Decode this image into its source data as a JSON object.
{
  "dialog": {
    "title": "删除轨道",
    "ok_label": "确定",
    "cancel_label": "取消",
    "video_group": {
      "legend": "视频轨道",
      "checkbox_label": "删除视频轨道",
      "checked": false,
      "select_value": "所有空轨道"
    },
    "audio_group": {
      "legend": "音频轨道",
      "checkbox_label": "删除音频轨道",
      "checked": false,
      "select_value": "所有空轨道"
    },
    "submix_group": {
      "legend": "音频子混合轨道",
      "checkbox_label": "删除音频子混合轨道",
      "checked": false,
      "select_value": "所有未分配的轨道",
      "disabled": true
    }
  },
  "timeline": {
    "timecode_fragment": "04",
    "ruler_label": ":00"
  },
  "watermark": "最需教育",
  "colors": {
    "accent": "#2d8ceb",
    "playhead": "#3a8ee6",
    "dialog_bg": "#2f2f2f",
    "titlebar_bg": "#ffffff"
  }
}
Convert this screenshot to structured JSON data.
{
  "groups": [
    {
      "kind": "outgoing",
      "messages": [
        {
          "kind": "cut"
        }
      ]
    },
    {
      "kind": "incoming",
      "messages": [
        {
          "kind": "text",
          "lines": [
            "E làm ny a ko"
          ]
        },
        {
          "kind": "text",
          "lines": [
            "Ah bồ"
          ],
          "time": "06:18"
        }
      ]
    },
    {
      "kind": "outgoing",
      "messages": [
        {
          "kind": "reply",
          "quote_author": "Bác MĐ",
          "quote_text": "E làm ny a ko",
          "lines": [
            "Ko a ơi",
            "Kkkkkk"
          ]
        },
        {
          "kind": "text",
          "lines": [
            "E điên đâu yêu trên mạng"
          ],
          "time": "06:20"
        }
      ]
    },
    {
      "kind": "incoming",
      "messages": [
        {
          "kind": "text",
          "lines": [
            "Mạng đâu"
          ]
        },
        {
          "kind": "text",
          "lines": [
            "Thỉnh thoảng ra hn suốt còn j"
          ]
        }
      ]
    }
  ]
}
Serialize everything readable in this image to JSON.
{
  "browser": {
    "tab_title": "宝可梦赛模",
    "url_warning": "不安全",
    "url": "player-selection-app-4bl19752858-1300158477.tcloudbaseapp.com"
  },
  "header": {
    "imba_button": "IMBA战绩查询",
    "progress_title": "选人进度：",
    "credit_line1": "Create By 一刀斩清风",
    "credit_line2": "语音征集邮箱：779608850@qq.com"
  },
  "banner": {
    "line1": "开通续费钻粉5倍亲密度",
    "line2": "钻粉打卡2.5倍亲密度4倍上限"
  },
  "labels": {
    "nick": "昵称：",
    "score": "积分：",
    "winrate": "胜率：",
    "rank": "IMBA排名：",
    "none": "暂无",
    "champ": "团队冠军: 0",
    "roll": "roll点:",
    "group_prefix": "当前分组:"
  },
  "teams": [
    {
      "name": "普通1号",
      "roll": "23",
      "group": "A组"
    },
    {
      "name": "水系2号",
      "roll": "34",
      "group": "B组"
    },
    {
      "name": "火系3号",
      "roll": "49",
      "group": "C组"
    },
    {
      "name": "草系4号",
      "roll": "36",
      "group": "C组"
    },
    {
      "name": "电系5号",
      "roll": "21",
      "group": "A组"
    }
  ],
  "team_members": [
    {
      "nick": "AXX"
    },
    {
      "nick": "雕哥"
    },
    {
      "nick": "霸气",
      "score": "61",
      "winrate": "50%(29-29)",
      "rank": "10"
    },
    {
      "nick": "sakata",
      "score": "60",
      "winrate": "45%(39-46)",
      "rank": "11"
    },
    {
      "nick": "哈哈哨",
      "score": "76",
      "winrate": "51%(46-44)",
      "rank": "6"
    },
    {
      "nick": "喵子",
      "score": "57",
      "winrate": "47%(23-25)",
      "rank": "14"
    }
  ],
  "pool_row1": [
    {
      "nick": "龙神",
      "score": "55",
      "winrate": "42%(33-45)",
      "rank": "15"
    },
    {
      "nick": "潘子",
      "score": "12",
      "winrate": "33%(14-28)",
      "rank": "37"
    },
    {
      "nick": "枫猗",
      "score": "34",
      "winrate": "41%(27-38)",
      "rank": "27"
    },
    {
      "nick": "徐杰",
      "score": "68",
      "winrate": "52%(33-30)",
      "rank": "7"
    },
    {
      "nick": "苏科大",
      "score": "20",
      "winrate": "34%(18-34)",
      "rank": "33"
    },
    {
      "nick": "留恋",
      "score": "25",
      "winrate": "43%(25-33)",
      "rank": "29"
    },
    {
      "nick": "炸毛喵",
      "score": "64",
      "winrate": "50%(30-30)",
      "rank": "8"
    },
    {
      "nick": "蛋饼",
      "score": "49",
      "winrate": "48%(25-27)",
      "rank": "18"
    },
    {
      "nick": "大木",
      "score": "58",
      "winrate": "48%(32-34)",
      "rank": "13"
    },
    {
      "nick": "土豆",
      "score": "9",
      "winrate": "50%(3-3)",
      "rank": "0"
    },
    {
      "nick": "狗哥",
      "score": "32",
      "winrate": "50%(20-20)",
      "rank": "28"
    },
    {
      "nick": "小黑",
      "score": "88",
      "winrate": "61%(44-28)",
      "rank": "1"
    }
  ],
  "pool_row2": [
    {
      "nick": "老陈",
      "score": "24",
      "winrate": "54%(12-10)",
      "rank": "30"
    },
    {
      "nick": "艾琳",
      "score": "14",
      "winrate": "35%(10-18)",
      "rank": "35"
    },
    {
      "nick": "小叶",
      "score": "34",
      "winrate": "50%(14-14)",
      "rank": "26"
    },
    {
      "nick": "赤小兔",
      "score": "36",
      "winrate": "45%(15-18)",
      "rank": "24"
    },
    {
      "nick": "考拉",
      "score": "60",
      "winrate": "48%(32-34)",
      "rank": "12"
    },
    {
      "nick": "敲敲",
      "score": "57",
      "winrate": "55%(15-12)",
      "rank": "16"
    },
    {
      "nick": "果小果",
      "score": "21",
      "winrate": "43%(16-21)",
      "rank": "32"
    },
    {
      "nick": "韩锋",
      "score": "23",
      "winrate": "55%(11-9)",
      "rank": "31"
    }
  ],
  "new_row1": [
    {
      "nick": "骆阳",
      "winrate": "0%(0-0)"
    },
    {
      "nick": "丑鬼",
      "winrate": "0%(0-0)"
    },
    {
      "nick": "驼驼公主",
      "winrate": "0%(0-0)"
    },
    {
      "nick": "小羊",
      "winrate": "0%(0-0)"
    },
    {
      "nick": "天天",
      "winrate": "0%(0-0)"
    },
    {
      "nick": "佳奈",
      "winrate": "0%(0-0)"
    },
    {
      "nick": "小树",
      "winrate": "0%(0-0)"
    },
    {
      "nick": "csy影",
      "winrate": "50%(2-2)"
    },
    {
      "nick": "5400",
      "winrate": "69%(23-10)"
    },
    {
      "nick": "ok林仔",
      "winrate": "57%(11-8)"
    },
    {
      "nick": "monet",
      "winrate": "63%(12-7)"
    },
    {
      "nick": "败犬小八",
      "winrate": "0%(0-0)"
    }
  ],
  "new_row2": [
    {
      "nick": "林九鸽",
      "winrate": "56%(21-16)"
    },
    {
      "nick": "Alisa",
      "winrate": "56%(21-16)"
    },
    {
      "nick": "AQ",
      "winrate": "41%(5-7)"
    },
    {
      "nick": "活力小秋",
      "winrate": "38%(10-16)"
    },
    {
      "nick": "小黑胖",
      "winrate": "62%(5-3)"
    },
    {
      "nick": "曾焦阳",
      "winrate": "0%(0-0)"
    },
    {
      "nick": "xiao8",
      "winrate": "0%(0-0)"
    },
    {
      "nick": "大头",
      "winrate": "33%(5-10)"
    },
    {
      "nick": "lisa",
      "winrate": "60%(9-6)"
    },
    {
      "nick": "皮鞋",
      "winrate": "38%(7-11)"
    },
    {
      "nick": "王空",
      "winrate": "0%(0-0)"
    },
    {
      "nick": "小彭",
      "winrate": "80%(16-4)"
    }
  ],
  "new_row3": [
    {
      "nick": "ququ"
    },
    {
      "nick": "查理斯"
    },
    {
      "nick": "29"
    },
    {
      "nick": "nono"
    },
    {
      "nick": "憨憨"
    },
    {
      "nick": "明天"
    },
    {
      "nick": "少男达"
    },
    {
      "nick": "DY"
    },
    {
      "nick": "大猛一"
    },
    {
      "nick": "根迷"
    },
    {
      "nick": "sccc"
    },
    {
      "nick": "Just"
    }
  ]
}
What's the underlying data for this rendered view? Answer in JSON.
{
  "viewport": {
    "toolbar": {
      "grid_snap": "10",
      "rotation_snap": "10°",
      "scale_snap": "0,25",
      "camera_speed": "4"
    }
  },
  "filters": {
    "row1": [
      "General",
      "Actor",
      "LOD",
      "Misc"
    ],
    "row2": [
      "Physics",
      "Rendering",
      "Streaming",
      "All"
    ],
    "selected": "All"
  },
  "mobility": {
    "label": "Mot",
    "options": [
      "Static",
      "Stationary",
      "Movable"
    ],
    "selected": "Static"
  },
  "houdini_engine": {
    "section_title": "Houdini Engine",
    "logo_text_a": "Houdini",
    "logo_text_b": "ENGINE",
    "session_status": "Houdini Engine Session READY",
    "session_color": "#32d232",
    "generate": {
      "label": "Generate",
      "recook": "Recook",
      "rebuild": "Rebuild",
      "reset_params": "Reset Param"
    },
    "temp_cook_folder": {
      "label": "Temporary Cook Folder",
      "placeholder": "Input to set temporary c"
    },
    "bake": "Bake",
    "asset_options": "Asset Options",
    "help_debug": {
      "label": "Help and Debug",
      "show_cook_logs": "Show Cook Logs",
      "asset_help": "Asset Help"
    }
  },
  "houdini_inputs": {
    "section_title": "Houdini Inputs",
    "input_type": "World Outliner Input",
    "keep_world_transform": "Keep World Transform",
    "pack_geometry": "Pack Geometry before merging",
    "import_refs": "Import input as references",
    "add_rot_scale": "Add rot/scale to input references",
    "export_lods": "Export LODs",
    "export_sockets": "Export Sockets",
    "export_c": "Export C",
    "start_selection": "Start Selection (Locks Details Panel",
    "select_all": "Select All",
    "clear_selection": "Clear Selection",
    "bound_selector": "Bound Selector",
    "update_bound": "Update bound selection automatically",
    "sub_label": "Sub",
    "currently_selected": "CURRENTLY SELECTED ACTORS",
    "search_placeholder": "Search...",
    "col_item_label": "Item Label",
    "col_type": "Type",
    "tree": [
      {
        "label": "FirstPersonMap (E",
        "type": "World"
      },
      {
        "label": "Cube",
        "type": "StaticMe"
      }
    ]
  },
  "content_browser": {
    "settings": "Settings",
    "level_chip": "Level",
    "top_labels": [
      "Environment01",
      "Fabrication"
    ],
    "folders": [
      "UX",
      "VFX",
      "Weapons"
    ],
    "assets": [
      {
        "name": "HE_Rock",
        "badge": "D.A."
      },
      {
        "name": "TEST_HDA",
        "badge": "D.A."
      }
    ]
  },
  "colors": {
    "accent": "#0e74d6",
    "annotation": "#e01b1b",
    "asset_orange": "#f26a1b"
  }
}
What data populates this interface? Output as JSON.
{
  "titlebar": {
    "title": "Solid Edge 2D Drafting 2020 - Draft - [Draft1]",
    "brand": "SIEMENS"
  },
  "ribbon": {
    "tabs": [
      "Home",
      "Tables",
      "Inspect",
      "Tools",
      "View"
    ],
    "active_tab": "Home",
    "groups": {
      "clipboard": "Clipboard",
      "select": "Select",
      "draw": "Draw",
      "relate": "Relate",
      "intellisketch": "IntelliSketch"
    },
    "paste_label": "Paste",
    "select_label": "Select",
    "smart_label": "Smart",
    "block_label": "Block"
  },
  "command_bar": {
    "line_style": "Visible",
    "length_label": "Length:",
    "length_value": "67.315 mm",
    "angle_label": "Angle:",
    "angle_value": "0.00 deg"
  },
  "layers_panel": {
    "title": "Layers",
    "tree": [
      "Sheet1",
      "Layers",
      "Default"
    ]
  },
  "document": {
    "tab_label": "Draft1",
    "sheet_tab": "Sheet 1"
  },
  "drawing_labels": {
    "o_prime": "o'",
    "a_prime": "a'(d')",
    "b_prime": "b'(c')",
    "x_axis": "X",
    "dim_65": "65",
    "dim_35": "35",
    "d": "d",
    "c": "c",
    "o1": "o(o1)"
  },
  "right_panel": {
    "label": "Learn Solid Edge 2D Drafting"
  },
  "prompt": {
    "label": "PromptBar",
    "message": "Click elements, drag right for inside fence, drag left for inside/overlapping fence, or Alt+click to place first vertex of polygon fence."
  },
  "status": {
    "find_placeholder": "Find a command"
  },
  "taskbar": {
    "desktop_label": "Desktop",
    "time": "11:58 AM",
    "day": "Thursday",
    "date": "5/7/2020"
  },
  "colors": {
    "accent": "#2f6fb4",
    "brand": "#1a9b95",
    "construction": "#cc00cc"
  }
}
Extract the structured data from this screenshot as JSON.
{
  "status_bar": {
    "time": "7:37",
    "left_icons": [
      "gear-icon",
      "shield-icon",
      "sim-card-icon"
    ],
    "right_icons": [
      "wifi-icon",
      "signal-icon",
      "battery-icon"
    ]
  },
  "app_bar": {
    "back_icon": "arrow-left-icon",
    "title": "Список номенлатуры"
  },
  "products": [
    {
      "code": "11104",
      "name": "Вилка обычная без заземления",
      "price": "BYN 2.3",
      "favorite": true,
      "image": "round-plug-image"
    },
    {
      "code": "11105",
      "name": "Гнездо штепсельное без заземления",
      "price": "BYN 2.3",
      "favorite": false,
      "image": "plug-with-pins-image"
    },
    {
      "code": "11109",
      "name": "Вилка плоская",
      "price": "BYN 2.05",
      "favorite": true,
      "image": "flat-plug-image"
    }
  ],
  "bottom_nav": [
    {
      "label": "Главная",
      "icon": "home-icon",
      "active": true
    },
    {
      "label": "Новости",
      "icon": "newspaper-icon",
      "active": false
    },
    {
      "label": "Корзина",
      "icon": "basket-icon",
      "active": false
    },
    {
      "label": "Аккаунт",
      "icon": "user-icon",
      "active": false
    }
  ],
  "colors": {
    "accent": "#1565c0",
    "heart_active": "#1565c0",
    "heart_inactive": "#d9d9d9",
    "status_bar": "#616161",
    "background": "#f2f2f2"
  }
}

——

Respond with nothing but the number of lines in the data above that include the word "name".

Answer to the exercise = 10